It was fun too with a relaxed atmosphere which I hadn't been expecting. It being the Saturday there was thankfully no desperate parade of celebrities - those attending by and large felt more like an interested gardening crowd.
Anyway I loved it much more than I thought I would but didn't get to return until this year - once again courtesy of a gift for my partner and I. (We told the children that kids aren't allowed at Chelsea - which is almost true)
Again the show gardens
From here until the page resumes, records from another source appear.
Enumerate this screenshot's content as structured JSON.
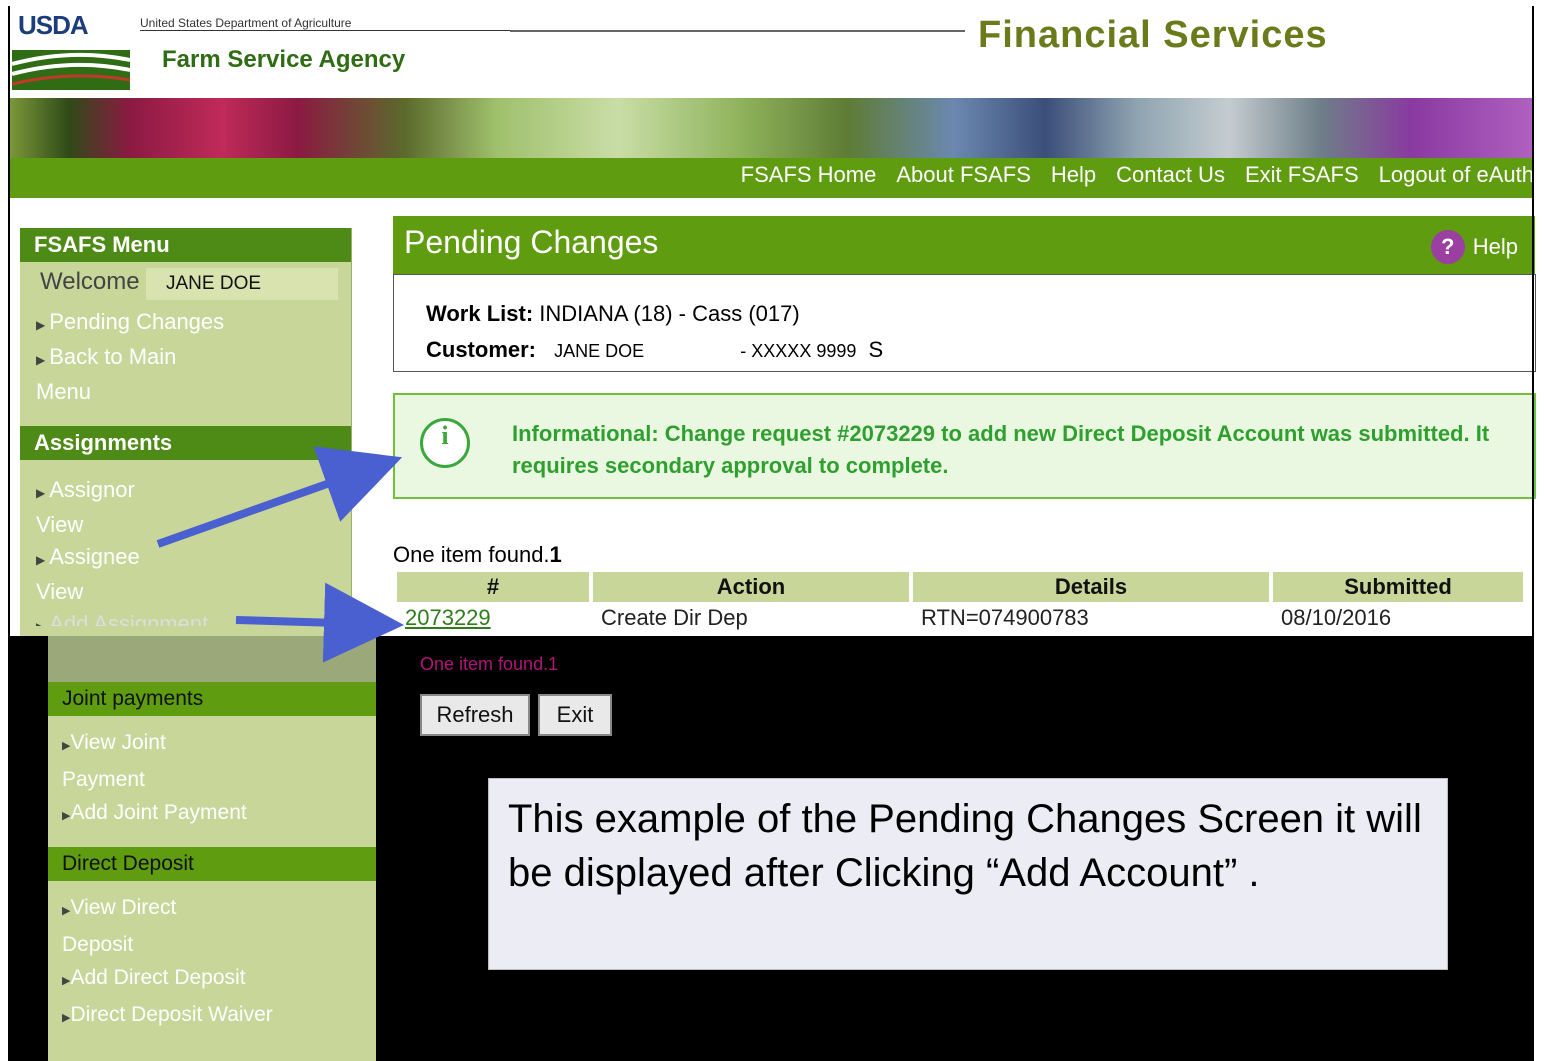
{
  "header": {
    "logo_text": "USDA",
    "department": "United States Department of Agriculture",
    "agency": "Farm Service Agency",
    "app_title": "Financial Services"
  },
  "nav": {
    "links": [
      "FSAFS Home",
      "About FSAFS",
      "Help",
      "Contact Us",
      "Exit FSAFS",
      "Logout of eAuth"
    ]
  },
  "sidebar": {
    "menu_title": "FSAFS Menu",
    "welcome_label": "Welcome",
    "welcome_user": "JANE DOE",
    "menu_items": [
      "Pending Changes",
      "Back to Main Menu"
    ],
    "assignments_title": "Assignments",
    "assignment_items": [
      "Assignor View",
      "Assignee View",
      "Add Assignment"
    ],
    "joint_title": "Joint payments",
    "joint_items": [
      "View Joint Payment",
      "Add Joint Payment"
    ],
    "dd_title": "Direct Deposit",
    "dd_items": [
      "View Direct Deposit",
      "Add Direct Deposit",
      "Direct Deposit Waiver"
    ]
  },
  "main": {
    "title": "Pending Changes",
    "help_label": "Help",
    "worklist_label": "Work List:",
    "worklist_value": "INDIANA (18) - Cass (017)",
    "customer_label": "Customer:",
    "customer_name": "JANE DOE",
    "customer_id": "- XXXXX 9999",
    "customer_type": "S",
    "info_message": "Informational: Change request #2073229 to add new Direct Deposit Account was submitted. It requires secondary approval to complete.",
    "count_text": "One item found.",
    "count_num": "1",
    "table": {
      "headers": [
        "#",
        "Action",
        "Details",
        "Submitted"
      ],
      "rows": [
        {
          "id": "2073229",
          "action": "Create Dir Dep",
          "details": "RTN=074900783",
          "submitted": "08/10/2016"
        }
      ]
    },
    "count_bottom": "One item found.1",
    "refresh_label": "Refresh",
    "exit_label": "Exit"
  },
  "note": {
    "text": "This example of the Pending Changes Screen it will be displayed after Clicking “Add Account” ."
  },
  "colors": {
    "nav_green": "#5f9c10",
    "menu_bg": "#c8d69a",
    "info_green": "#2fa02f",
    "arrow_blue": "#4a5fd0"
  }
}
were impressive but perhaps not as stand out as they had been on my first visit. I think there was a possibly greater variety amongst them and more colour. (There were still a lot of trimmed buxom domes). I think the judges got the medals about right although its hard to see from the outside what stopped Jo Thompson's retreat garden getting a gold. I thought the planting was lovely from the outside - perhaps you needed to be on the garden to see its flaws.
The Retreat (1)
The Retreat (2)
Dan Pearson's recreation of Chatsworth was pretty extraordinary with some amazingly detailed planting right down to the edges where the garden met the tarmac. It provided eye catching views through its stones and its planting on the triangular plot. More of a film set than a garden perhaps but a beautiful and thoughtful one. Behind Pearson;s garden was the Brewin Dolphin garden - a bold design made up of monolithic geometric slate platforms and sculptural elements softened with some very beautiful naturalistic woodland/hedegrow planting and gently flowing water and some lovely actual living elm trees.
Brewin Dolphin Garden
I warmed to the Telegraph garden on a second viewing - for me it was better viewed end on rather than from the side. Chris Beardshaw's garden had some beautiful plants and planting combinations. James Basson's Provence perfumer's garden was for me the most atmospheric of all the large show gardens with its very careful recreation of a re-emerging from having gone to seed a little after a period of neglect. Among the fresh gardens are favourite was the Pure Land Foundation garden with its sinuous and sensuous white walls which seemed to have oozed out of the ground like white volcanic matter and set into beautiful curves. The plants were lovely too with the very pretty Iris germanica 'Kent Prode'. It reminded us of Cesar Manrique's gardens in Lanzarote. The design and planting of the Breakthrough Breast Cancer Garden by Ruth Wilmott was also attractive and worthy of a good look from all sides.
Pure Land Foundation Garden
It was another wonderful visit - a kind of magical world out of time and place where people come together to create and to share beautiful things. The attention to detail throughout is almost unbelievable from the greenhouse trade stands accompanied by beautiful planting combinations to the cladding on the sides of a restaurant access ramp or the hanging floral display from the ceiling of a walkway. Some of the other shows are very very beautiful too but they can be a bit rough around the edges (which is fine) but at Chelsea the edges have been thought about; thy have been manicured or masked or made eye-catching.
The sheer endeavour of all involved is quite moving - from small growers like Craig House Cacti who operate out of rented glasshouses but consistently win golds to Walkers Bulbs able to present hundreds of absolutely perfect daffodil blooms in May to the builders and planters of a colossal piece of Chatsworth. All in a park in London for a few days in May.
And after the sell off the show spills out of that park and onto the streets and trains and busses as its plants and its people, their ideas, their plans and their memories spread out across the country.